* Work order: Return every entry exactly as written, with the pictures removed.

* Input data:
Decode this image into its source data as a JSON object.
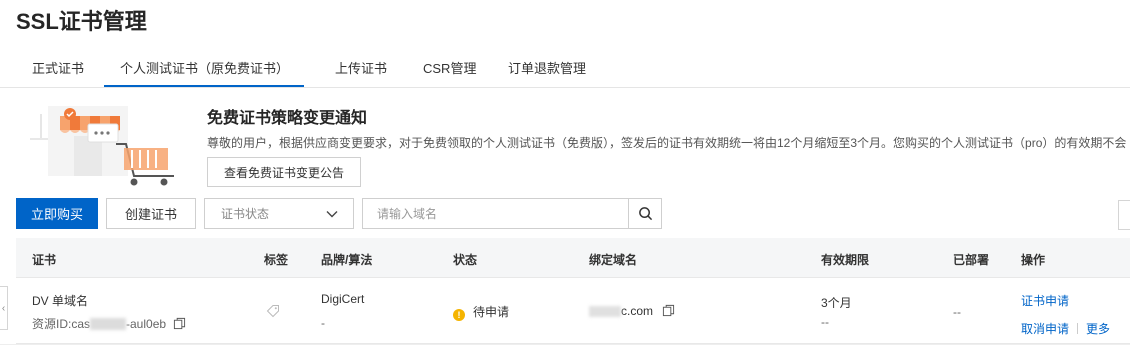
{
  "page": {
    "title": "SSL证书管理"
  },
  "tabs": [
    {
      "label": "正式证书"
    },
    {
      "label": "个人测试证书（原免费证书）",
      "active": true
    },
    {
      "label": "上传证书"
    },
    {
      "label": "CSR管理"
    },
    {
      "label": "订单退款管理"
    }
  ],
  "notice": {
    "title": "免费证书策略变更通知",
    "text": "尊敬的用户，根据供应商变更要求，对于免费领取的个人测试证书（免费版），签发后的证书有效期统一将由12个月缩短至3个月。您购买的个人测试证书（pro）的有效期不会",
    "button_label": "查看免费证书变更公告"
  },
  "toolbar": {
    "buy_label": "立即购买",
    "create_label": "创建证书",
    "status_select": {
      "placeholder": "证书状态"
    },
    "search": {
      "placeholder": "请输入域名"
    }
  },
  "table": {
    "columns": [
      "证书",
      "标签",
      "品牌/算法",
      "状态",
      "绑定域名",
      "有效期限",
      "已部署",
      "操作"
    ],
    "rows": [
      {
        "cert_type": "DV 单域名",
        "resource_prefix": "资源ID:cas",
        "resource_suffix": "-aul0eb",
        "brand": "DigiCert",
        "algorithm": "-",
        "status": "待申请",
        "domain_suffix": "c.com",
        "validity": "3个月",
        "validity_sub": "--",
        "deployed": "--",
        "actions": {
          "apply": "证书申请",
          "cancel": "取消申请",
          "more": "更多"
        }
      }
    ]
  },
  "colors": {
    "accent": "#0064c8",
    "pending": "#f5b400",
    "header_bg": "#f5f6f7"
  }
}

* Worked solution:
Decode this image into its source data as a JSON object.
{
  "page": {
    "title": "SSL证书管理"
  },
  "tabs": [
    {
      "label": "正式证书"
    },
    {
      "label": "个人测试证书（原免费证书）",
      "active": true
    },
    {
      "label": "上传证书"
    },
    {
      "label": "CSR管理"
    },
    {
      "label": "订单退款管理"
    }
  ],
  "notice": {
    "title": "免费证书策略变更通知",
    "text": "尊敬的用户，根据供应商变更要求，对于免费领取的个人测试证书（免费版），签发后的证书有效期统一将由12个月缩短至3个月。您购买的个人测试证书（pro）的有效期不会",
    "button_label": "查看免费证书变更公告"
  },
  "toolbar": {
    "buy_label": "立即购买",
    "create_label": "创建证书",
    "status_select": {
      "placeholder": "证书状态"
    },
    "search": {
      "placeholder": "请输入域名"
    }
  },
  "table": {
    "columns": [
      "证书",
      "标签",
      "品牌/算法",
      "状态",
      "绑定域名",
      "有效期限",
      "已部署",
      "操作"
    ],
    "rows": [
      {
        "cert_type": "DV 单域名",
        "resource_prefix": "资源ID:cas",
        "resource_suffix": "-aul0eb",
        "brand": "DigiCert",
        "algorithm": "-",
        "status": "待申请",
        "domain_suffix": "c.com",
        "validity": "3个月",
        "validity_sub": "--",
        "deployed": "--",
        "actions": {
          "apply": "证书申请",
          "cancel": "取消申请",
          "more": "更多"
        }
      }
    ]
  },
  "colors": {
    "accent": "#0064c8",
    "pending": "#f5b400",
    "header_bg": "#f5f6f7"
  }
}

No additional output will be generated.